Toussaint, now aged 71, started performing in various local New Orleans r’n’b bands from the mid-50’s onwards and actually recorded a moderately successful album of instrumentals for RCA. However it was as a writer and producer that he had his real breakthrough. In the 1960’s Toussaint wrote hit songs for the likes of Lee Dorsey (‘Working in a coal mine’), Irma Thomas (‘Ruler of my heart’) and Aaron Neville and, with partner Marshall Sehorn, established a recording studio and a number of successful local record labels. These records were released locally, then often licenced by major companies in New York and Los Angeles for national and international release. This is why Toussaint’s early work attracted the attention of many English musicians and why songs like ‘Fortune Teller’ were recorded by many UK bands like the Rolling Stones, The Who and – more recently – by Robert Plant & Alison Krauss.
Into the 70’s Allen Toussaint relaunched his own recording career with critically-feted albums like ‘From a whisper to a scream‘ and ‘Southern Nights’ , He wrote horn arrangements for The Band’s seminal ‘Rock of Ages’ live album and worked with other non-New Orleans artists, among them Little Feat, Robert Palmer and Boz Scaggs. He was inducted into the ‘Rock & Roll Hall of Fame’ (though only as a writer and producer, not as a performer) in1998. He has also been active – like many New Orleans musicians – in trying to promote the city as a tourist destination in the wake of Hurricane Katrina.
More recently, he’s worked on an album with Elvis Costello (which I haven’t heard) before emerging this year with ‘The Bright Mississippi’, which is a wonderful – and almost totally instrumental – album of songs that go back to the very roots of New Orleans music.
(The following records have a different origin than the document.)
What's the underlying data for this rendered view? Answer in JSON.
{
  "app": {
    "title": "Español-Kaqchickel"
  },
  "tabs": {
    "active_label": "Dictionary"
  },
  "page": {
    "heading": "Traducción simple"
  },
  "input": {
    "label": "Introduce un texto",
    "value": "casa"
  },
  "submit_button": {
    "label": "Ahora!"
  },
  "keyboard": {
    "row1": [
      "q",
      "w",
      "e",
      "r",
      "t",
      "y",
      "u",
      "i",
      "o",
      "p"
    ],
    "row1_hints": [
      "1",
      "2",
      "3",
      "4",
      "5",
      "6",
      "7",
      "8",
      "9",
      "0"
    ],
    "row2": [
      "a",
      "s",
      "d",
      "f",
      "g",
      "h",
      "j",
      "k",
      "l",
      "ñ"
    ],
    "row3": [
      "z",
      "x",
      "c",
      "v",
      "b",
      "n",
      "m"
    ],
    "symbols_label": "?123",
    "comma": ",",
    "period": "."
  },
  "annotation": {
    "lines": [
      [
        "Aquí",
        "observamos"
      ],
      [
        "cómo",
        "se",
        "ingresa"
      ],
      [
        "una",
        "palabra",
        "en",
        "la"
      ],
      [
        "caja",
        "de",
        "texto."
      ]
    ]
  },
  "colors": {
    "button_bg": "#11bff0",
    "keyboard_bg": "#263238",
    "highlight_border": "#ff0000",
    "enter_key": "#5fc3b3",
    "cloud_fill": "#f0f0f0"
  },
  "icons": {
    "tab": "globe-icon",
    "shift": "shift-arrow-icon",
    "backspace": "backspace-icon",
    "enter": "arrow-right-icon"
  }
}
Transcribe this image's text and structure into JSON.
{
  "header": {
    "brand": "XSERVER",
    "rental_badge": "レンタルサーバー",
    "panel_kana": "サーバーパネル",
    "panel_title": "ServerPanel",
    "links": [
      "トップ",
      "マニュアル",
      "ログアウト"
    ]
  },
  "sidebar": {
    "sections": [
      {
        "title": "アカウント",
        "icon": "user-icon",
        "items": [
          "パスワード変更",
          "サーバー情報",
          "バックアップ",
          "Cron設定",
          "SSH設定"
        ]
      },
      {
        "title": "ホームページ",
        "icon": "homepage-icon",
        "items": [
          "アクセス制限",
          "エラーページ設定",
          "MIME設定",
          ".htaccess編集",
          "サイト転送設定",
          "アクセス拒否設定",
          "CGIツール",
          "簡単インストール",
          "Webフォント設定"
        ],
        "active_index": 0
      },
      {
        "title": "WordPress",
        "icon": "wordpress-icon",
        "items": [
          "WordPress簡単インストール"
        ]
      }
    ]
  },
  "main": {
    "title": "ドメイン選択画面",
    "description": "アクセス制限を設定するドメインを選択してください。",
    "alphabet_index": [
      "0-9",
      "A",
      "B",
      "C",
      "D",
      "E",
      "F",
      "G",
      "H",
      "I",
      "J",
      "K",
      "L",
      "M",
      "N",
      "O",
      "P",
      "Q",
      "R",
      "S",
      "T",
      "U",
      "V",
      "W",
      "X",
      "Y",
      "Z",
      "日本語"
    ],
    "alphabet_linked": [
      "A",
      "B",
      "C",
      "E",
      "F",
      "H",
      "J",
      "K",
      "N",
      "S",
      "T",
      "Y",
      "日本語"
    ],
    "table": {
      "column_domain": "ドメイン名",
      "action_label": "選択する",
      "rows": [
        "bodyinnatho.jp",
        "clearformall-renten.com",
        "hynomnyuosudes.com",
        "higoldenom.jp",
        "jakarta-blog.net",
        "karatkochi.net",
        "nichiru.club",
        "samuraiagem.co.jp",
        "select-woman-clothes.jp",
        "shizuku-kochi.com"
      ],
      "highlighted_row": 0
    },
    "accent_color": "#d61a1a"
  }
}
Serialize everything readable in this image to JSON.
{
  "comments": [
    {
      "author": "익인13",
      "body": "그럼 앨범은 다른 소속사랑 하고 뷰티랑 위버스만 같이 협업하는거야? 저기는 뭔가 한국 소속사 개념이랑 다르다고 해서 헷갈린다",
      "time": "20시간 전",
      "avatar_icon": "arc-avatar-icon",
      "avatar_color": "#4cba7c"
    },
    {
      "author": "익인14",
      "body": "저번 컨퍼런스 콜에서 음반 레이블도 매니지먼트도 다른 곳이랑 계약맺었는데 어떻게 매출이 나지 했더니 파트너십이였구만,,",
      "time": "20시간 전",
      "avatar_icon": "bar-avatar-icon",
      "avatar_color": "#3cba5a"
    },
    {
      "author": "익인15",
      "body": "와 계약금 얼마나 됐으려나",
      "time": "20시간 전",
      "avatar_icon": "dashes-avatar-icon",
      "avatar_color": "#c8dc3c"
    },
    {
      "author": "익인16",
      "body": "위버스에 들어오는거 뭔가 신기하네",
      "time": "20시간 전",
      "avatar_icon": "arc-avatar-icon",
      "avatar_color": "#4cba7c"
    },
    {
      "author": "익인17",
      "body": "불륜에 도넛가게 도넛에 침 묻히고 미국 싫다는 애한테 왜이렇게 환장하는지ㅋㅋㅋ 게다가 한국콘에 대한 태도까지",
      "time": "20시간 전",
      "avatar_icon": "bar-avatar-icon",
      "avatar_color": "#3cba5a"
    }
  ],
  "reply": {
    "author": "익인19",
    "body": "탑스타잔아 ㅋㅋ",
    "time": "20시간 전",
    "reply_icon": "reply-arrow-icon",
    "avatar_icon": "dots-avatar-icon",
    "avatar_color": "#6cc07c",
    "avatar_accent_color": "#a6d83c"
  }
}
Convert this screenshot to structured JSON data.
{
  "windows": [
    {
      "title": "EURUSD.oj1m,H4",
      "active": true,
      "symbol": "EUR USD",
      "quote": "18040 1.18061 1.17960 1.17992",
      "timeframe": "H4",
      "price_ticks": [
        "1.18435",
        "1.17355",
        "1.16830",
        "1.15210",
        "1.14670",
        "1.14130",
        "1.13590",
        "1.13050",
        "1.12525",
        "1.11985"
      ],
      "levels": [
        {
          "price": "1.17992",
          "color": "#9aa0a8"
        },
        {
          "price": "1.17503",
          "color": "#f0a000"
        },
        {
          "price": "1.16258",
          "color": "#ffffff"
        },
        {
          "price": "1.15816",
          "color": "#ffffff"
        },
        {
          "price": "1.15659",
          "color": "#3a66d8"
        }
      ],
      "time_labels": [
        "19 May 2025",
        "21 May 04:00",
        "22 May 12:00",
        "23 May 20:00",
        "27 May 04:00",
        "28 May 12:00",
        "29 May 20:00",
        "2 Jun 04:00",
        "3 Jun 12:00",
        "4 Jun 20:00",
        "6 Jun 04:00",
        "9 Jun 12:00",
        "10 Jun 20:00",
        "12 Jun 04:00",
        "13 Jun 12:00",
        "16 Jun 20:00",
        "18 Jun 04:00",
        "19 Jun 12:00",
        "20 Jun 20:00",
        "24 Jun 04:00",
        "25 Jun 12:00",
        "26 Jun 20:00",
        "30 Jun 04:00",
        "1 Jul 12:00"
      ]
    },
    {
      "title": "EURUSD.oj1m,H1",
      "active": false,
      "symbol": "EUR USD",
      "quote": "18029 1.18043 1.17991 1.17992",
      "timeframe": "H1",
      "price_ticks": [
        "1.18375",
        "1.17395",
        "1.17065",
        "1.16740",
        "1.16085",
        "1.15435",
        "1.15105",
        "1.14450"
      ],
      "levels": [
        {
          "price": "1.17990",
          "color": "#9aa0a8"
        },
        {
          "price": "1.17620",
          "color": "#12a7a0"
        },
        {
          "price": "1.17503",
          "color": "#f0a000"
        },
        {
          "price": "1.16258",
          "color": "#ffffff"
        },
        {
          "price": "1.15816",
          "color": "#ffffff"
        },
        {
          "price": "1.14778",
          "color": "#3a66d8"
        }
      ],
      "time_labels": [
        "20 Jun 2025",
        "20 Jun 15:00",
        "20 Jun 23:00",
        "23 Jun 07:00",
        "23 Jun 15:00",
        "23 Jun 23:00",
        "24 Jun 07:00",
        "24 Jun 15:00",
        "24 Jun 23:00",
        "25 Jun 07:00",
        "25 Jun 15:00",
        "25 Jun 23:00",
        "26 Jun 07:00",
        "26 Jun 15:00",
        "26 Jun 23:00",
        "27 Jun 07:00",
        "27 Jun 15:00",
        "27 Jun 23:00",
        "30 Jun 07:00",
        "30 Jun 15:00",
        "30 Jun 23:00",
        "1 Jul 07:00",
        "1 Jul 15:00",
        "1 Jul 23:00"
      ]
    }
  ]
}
On this album, Toussaint drew on a set of songs that, whilst undoubtedly part of his musical DNA, were not the kind of tunes that would automatically be associated with him. These included songs by jazz greats such as Sidney Bechet, Jelly Roll Morton, Django Reinhardt, Thelonious Monk, Duke Ellington, and Billy Strayhorn.
For this project, Toussaint has signed up with the Nonesuch label, after appearing on their post-Katrina benefit album ‘Our New Orleans’ (2005). Nonesuch has emerged in recent years as a prime vehicle for ‘Americana’ and Heritage albums such as this one. A top-flight band was put together, including Toussaint himself on piano, the excellent Don Byron on clarinet, Nicholas Payton on trumpet plus the remarkable Jay Bellerose (drums) and Marc Ribot (guitar) from Robert Plant & Alison Krauss’ band. Pianist Brad Mehldau and tenor sax player Joshua Redman also guest on a track each.
And yes, ‘West End Blues’ is there, as murdered by thousands of amateur ‘trad jazz’ enthusiasts on a weekly basis. St James’ Infirmary’ is there as well and ‘Winin’ Boy Blues’…..the usual suspects are lining up. For all that, I have to be honest and say that I really like the album. Possibly it’s the quality of the musicianship or perhaps the way the tunes are arranged that makes a difference. I have a feeling that it might be the fact that the musicians bring their own personalities to bear on the material and concentrate on providing their own version rather than some paint-by-numbers rendition. Ribot, Byron and Toussaint himself are particularly effective in this context. The end result is an altogether healthy, organic set of recordings – anyone familiar with Bill Frisell’s ‘Nashville‘ or Cassandra Wilson’s recent recordings will probably understand what I mean by that.
Bet they still won’t be appearing at next year’s Upton Jazz Festival…….